▶ **What the exercise asks**
"icon" is the word to look for; copy each line of the listing where it occurs.

▶ **Data extract**
---

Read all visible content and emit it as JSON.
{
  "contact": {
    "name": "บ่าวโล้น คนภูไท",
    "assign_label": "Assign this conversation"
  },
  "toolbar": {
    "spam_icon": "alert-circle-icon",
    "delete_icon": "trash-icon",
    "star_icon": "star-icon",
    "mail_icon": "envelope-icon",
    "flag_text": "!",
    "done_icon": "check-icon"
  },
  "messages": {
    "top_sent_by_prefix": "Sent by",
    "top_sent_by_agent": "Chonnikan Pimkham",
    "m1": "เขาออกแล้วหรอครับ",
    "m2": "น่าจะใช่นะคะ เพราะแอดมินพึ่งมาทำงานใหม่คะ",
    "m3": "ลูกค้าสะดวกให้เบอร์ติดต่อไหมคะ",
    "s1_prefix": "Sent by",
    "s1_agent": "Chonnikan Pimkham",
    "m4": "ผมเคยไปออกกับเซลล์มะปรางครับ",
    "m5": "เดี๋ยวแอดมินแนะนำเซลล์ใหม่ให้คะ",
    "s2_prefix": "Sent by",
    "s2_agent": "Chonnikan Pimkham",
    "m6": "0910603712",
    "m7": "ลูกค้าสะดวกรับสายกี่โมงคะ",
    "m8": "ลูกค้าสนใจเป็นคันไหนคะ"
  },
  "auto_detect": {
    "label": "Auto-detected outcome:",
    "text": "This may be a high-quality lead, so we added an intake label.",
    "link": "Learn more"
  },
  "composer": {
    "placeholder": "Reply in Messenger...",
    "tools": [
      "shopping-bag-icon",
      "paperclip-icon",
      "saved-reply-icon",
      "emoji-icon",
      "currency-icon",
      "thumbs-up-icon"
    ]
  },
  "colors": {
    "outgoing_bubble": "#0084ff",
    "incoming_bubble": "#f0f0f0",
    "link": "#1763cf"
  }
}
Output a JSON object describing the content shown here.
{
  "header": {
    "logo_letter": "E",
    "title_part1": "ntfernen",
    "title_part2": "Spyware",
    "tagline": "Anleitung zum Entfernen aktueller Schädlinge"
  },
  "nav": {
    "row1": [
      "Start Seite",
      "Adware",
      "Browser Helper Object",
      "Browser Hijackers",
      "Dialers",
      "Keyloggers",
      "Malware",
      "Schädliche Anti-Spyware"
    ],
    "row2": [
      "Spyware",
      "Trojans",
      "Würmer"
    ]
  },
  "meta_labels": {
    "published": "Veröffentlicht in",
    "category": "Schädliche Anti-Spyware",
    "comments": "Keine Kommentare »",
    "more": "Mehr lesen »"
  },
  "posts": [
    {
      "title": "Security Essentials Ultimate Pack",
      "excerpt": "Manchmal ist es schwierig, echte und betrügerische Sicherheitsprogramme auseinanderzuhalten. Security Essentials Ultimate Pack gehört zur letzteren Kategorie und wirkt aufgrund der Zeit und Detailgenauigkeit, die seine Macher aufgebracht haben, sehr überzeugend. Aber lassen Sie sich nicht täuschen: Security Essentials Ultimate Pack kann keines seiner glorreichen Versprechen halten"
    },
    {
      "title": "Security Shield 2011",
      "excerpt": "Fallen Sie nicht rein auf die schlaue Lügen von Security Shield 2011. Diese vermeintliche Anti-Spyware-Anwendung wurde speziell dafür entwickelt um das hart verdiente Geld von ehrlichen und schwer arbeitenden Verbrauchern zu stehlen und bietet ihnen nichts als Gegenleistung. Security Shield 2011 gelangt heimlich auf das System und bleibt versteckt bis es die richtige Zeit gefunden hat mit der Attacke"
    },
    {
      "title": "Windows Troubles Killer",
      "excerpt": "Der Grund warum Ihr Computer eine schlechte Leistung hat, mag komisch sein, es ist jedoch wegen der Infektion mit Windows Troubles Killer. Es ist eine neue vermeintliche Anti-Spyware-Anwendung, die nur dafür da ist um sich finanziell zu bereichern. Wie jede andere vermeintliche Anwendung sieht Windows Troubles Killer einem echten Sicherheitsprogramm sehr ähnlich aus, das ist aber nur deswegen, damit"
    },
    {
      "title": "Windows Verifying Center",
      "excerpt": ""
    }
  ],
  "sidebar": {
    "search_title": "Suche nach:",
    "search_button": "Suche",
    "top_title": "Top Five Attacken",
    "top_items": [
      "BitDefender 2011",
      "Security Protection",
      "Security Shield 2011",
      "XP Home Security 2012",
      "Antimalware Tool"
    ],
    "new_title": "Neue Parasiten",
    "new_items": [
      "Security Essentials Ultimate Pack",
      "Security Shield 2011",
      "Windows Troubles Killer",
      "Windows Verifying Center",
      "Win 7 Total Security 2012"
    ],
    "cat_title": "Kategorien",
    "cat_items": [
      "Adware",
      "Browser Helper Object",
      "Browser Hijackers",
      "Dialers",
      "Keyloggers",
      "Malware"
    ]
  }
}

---

▶ **Reply**
    "spam_icon": "alert-circle-icon",
    "delete_icon": "trash-icon",
    "star_icon": "star-icon",
    "mail_icon": "envelope-icon",
    "done_icon": "check-icon"
      "shopping-bag-icon",
      "paperclip-icon",
      "saved-reply-icon",
      "emoji-icon",
      "currency-icon",
      "thumbs-up-icon"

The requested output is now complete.